Answer the Personal Analysis Questions:

1. Calculate your average carbohydrate and energy intake from your diet record.

2. What is your % energy from carbohydrate?

3. How does this compare with the recommended 55-60%?

4. Suggest ways to change your diet if it doesn’t meet the recommendations.

5. Compare the fat content of your original diet and your modified diet.

6. Compare the nutrient content of your original diet and modified diet

7. How is your diet with respect to refined sugars?

8. How is your diet with respect to fiber?

Answer the Self Test Questions

1. Are starch foods fattening?

2. Do Americans eat too much carbohydrate?

3. Do artificial sweeteners help you to lose weight?

4. List two simple carbohydrates and their common food sources. Does an average American diet have appropriate amounts of simple carbohydrates? Explain.

5. List two complex carbohydrates and their food common sources. Does an average American diet have appropriate amounts of complex carbohydrates? Explain.

6. How much energy is provided in a gram of carbohydrate? Compare this to energy in fats.

7. Fiber: Why do we say that fiber doesn’t produce energy?

  • Differentiate between soluble and insoluble fiber.
  • Does the average American diet have appropriate amounts of fiber?
  • List 3 good things about high fiber diets.

8. How does whole grain flour differ from white flour?

9. Some weight-loss diets suggest that you avoid an insulin surge. What is insulin and how does it relate to carbohydrate metabolism?

Sample Exam

Practice Exam

Sample Class Activity

The Carbohydrate Debate

Mary had been gradually gaining weight as she moved through her 30’s and now found herself to be about 20 pounds overweight. She went to her doctor who suggested that she follow the USDA food guide pyramid, eating several servings of carbohydrates (55-60% of Calories), especially complex carbohydrates but restricting her protein and fat consumption. He assured her that the high complex carbohydrate diet would decrease her appetite and make it easier to reduce her caloric intake to lose weight.

At the same time, her neighbor Jane also consulted her doctor about weight loss. Jane and Mary were about the same age and weight, so they thought that dieting together would help them keep to their targets. However, Jane’s doctor suggested she restrict processed carbohydrate intake and eat plenty of low-fat protein and fiber. He assured her that eating these complex foods would make it easier to reduce her caloric intake to lose weight.

Both of these diet plans can be scientifically justified. Let’s divide the class in half. Each group will take one position and elect two spokespeople to debate the other group during the last part of this period.

Design a day’s diet that would fit Mary’s or Jane’s diet plan. Use it as you discuss the rationale for Mary’s or Jane’s doctor’s suggestions.
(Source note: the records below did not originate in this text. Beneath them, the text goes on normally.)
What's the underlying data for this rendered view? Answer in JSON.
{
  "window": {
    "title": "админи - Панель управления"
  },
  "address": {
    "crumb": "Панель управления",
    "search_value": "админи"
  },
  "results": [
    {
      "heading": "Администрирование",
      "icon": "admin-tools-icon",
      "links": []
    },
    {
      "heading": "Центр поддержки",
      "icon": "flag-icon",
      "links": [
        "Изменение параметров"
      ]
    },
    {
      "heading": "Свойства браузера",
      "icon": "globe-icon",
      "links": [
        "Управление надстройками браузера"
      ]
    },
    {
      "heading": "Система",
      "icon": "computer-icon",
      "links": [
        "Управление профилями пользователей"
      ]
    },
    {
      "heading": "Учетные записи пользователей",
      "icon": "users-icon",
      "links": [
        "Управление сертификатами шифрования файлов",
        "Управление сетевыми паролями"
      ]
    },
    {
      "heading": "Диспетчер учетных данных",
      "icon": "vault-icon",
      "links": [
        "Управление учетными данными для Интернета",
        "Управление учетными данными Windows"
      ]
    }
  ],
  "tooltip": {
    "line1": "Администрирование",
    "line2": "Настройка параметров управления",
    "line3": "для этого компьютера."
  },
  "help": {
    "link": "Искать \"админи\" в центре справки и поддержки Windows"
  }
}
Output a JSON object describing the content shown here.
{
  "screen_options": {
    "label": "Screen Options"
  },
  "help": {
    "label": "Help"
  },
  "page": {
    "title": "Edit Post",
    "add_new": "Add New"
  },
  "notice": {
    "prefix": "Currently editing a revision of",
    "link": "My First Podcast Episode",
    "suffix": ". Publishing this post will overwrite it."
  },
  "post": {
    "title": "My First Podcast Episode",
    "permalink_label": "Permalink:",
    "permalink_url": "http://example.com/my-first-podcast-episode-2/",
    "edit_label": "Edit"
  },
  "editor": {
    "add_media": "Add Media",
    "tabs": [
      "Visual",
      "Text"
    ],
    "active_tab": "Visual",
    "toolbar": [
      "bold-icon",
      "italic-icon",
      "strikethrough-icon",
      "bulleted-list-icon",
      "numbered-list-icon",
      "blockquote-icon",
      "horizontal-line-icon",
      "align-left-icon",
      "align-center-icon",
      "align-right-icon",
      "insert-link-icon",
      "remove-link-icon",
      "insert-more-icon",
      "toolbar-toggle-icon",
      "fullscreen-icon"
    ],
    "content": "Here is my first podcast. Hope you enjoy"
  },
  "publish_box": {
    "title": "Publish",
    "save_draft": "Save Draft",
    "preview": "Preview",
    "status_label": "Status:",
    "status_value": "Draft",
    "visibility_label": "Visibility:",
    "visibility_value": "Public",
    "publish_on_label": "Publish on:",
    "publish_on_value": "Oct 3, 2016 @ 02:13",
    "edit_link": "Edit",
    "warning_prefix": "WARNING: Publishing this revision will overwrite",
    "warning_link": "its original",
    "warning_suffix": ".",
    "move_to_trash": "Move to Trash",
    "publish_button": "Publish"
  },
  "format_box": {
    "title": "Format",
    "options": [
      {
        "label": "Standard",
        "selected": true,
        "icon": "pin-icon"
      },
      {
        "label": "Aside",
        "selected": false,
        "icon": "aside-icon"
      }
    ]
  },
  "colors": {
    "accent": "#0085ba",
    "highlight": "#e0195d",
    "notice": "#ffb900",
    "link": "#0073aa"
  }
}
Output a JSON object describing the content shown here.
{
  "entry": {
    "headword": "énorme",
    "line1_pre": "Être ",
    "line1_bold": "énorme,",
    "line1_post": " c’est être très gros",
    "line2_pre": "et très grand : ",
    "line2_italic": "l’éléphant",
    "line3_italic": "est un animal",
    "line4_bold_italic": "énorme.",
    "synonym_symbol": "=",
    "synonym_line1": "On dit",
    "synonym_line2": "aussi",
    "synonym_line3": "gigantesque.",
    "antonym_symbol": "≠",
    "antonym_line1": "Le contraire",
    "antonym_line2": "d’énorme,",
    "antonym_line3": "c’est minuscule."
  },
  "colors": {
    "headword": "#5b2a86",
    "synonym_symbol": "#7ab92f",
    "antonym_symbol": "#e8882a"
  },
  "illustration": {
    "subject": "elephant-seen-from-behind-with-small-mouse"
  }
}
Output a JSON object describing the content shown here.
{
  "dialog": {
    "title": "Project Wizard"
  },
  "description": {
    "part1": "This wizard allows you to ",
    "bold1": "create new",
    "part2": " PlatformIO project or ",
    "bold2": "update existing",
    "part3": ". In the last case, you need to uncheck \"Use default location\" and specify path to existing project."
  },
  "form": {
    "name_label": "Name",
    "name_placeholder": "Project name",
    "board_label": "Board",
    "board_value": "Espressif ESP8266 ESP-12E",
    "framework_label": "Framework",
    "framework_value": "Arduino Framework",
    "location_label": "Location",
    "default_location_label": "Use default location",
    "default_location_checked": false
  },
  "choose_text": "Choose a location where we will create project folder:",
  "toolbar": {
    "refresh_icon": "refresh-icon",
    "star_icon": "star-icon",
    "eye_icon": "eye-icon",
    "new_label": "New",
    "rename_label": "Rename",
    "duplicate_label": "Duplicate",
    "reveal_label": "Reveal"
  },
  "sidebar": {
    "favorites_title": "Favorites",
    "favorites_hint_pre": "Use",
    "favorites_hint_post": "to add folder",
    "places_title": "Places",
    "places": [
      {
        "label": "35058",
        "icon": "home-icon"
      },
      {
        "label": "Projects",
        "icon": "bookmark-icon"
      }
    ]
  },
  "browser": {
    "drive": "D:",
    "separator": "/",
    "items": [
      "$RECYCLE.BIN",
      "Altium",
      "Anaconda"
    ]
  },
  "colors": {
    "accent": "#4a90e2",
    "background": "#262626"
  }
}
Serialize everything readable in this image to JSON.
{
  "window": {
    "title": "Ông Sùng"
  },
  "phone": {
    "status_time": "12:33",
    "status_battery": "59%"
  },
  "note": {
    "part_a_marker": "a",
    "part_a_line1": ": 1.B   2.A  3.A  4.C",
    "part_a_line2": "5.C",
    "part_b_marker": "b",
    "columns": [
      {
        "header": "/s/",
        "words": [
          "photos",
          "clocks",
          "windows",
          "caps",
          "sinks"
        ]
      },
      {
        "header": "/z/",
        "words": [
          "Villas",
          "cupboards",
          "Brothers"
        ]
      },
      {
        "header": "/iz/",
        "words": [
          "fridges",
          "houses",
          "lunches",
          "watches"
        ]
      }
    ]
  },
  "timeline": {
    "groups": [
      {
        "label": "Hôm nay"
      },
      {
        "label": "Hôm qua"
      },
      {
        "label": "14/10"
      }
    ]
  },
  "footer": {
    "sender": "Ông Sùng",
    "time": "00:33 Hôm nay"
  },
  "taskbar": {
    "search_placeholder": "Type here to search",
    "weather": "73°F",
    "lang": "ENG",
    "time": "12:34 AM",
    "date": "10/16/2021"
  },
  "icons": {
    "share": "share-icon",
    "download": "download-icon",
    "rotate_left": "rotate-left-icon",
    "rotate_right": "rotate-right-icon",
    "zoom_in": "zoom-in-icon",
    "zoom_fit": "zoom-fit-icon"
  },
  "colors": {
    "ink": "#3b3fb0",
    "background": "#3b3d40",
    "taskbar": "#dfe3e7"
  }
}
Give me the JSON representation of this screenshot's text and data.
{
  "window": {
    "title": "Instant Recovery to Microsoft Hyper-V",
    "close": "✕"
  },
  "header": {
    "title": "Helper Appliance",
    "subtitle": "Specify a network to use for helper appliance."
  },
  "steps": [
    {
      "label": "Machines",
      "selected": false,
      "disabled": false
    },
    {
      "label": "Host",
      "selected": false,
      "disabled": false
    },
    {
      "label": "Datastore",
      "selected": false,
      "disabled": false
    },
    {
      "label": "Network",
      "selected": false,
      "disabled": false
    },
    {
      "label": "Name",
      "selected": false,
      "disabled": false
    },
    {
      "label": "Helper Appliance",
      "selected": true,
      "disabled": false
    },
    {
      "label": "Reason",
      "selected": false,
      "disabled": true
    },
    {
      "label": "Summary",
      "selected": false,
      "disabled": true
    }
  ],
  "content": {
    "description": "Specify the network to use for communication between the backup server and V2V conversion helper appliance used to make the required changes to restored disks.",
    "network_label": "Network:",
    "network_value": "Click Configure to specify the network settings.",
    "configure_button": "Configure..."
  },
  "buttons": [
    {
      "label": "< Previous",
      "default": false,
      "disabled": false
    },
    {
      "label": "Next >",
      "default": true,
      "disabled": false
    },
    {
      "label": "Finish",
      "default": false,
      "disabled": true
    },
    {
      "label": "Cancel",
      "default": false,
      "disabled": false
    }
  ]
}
Include in your answer the following features

  • Complex vs simple carbohydrates
  • Glycemic index
  • Dieting and hunger satiation on high carbohydrate diets, protein diets
  • Starch isn’t fattening?
  • Typical American patterns of consumption of carbohydrates: simple, complex, processed, fiber

Sample Lab

Muffins: A Study in Carbohydrates

Muffin Carbohydrates Lab

Related Resources


  • Contemporary Nutrition, Wardlaw, McGraw Hill Publishers, 1999, Ed. 4
  • College Algebra and Trigonometry, Rockswold, Addison Wesley Longman